Sunday, December 13, 2009

And Now Back to Our Regularly Scheduled Programming

Whatever that was.

I felt a lot like my boat lately when they opened me up and took various bits out of my back, then sewed me up again, all in the name of better performance. On the whole I am improved, but hoping not to repeat the experience any time soon. The boat won't escape a second trip to the operating room, I'm afraid. But that's progress.

The local fleet is going strong, thanks to strong commitment and efforts on the Chinchillazilla and Black Pearl sides of the fleet. They were in Dago over the weekend so one hopes we will see some photos of the action. It rained cats and dogs in LA on Saturday but apparently things were not as hopeless further south.

Lately mothing has been confined to messing with spreadsheets, which are lots of fun actually. I have been trying to figure out how much vertical immersion one typically sails with upwind and down; from Bora's vids on U-tube it looks like 10-12 upwind and I would expect less offwind in flatter conditions - perhaps eight inches?

I plug these various scenarios into the spreadsheet and convert them into torque, in hopes of me, the boat and the planet all staying attached to one another no matter the sea state. I imagine it is sort of like designing a building to cope with wavelike fluctuations in the strength and direction of gravity, only in this case the building has to jump up and down in time to a conductor's wand.

When I was a kid in South Dakota, Ronald Regan funded these ridiculously cool supersonic nuclear-capable bombers called B-1s. Their main mission was to sneak in below Russian radar and annihilate everyone with cruise missiles loaded onto a carousel rather like a thermonuclear gatling gun in the bomb bay.

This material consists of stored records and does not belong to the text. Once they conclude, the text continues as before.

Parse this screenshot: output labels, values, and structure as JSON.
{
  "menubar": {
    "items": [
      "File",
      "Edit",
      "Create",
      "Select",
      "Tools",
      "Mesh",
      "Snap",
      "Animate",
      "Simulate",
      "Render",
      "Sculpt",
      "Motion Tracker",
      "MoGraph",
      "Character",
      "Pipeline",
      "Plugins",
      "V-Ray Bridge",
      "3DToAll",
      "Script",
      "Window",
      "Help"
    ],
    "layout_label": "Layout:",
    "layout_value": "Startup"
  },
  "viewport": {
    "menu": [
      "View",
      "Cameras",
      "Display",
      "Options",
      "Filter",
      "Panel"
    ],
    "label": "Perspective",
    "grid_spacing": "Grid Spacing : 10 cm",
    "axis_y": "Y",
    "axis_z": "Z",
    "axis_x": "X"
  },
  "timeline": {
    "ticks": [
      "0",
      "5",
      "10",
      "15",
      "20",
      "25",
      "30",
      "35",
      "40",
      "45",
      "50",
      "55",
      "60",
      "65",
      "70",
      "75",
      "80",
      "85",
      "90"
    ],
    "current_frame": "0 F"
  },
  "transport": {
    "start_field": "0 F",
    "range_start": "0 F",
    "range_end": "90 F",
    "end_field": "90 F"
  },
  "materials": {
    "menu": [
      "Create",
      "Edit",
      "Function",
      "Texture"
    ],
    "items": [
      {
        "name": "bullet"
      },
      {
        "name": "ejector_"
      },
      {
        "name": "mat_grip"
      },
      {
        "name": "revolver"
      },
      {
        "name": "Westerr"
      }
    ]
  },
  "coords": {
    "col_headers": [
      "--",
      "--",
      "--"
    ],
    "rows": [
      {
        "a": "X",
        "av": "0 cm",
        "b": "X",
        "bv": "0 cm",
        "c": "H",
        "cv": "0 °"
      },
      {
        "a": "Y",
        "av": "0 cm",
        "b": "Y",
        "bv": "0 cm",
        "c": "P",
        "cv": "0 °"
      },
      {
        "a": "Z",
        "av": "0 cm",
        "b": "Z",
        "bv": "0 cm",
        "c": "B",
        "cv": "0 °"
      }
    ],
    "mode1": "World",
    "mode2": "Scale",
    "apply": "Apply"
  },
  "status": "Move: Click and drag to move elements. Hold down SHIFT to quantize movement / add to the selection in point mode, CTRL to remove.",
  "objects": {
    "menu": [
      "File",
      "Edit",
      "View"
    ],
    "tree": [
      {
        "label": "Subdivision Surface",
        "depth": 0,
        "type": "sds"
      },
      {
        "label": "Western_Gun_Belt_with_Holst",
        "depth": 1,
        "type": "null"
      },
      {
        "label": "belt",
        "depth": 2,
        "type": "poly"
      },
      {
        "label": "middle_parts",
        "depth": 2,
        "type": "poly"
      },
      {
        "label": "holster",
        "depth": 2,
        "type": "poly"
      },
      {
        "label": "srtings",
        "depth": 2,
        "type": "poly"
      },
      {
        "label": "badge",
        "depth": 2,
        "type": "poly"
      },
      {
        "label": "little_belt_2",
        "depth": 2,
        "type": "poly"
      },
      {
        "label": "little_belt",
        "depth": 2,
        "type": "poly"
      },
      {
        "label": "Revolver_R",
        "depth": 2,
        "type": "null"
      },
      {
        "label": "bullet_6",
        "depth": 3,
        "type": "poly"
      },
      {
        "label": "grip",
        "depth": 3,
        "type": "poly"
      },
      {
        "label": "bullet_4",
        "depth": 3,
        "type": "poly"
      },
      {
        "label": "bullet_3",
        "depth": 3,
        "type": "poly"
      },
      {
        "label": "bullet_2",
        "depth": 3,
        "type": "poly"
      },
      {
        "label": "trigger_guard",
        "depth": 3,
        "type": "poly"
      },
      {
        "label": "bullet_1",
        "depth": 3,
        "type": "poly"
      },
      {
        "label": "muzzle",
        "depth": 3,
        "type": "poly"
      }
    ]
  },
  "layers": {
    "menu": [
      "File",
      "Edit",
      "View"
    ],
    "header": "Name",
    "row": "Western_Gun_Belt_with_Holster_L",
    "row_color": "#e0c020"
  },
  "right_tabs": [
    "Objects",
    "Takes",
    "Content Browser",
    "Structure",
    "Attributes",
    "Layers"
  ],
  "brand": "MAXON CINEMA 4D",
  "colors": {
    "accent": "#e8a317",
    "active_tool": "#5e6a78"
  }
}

In order to do this the plane was given seriously capable radar-controlled autopilots, allowing it to fly near supersonic at altitudes of about 300 feet. One of the best places to test this capability is over Eastern Montana, which is fairly close to my home town of Rapid City, SD. But then everything is pretty close when you are flying an air-refueling-capable supersonic bomber, and in fact pilots would not infrequently tell tales of flying to England for lunch and being home for dinner. But I digress.

The radar seemed to work well enough, but as in foiling, the margin for error is pretty slim when flying near an interface with another form of matter: birds, the airborne equivalent of the plastic bag, occasionally blasted through the wing leading edges and severed all hydraulic lines, and crews occasionally appeared to stuff the avionic equivalent of the foiling gybe, crashing into the ground out in the middle of nowhere for no apparent reason. But then typically none of them ever survived to tell their sides of the story.

I don't know what all this proves except to say that Moths are hardly the first craft to have problems flying at extremely low altitudes. The prototype B-1A had so much airframe flex from the rapid pitch adjustments during low level flight that they had to add little canards to the front of the aircraft to avoid making the pilots throw up. The canards are actuated by little accelerometers that kick in to limit the vibration of the airframe whenever it jiggles too much. This is of course the origin of the term "getting jiggy with it".

On a personal note, I like the B-1 for its all-moving tailplanes, which remind me of my mainfoil, except that the two sides can move independently of one another to induce roll (!). Pretty sure I am not ready for that feature.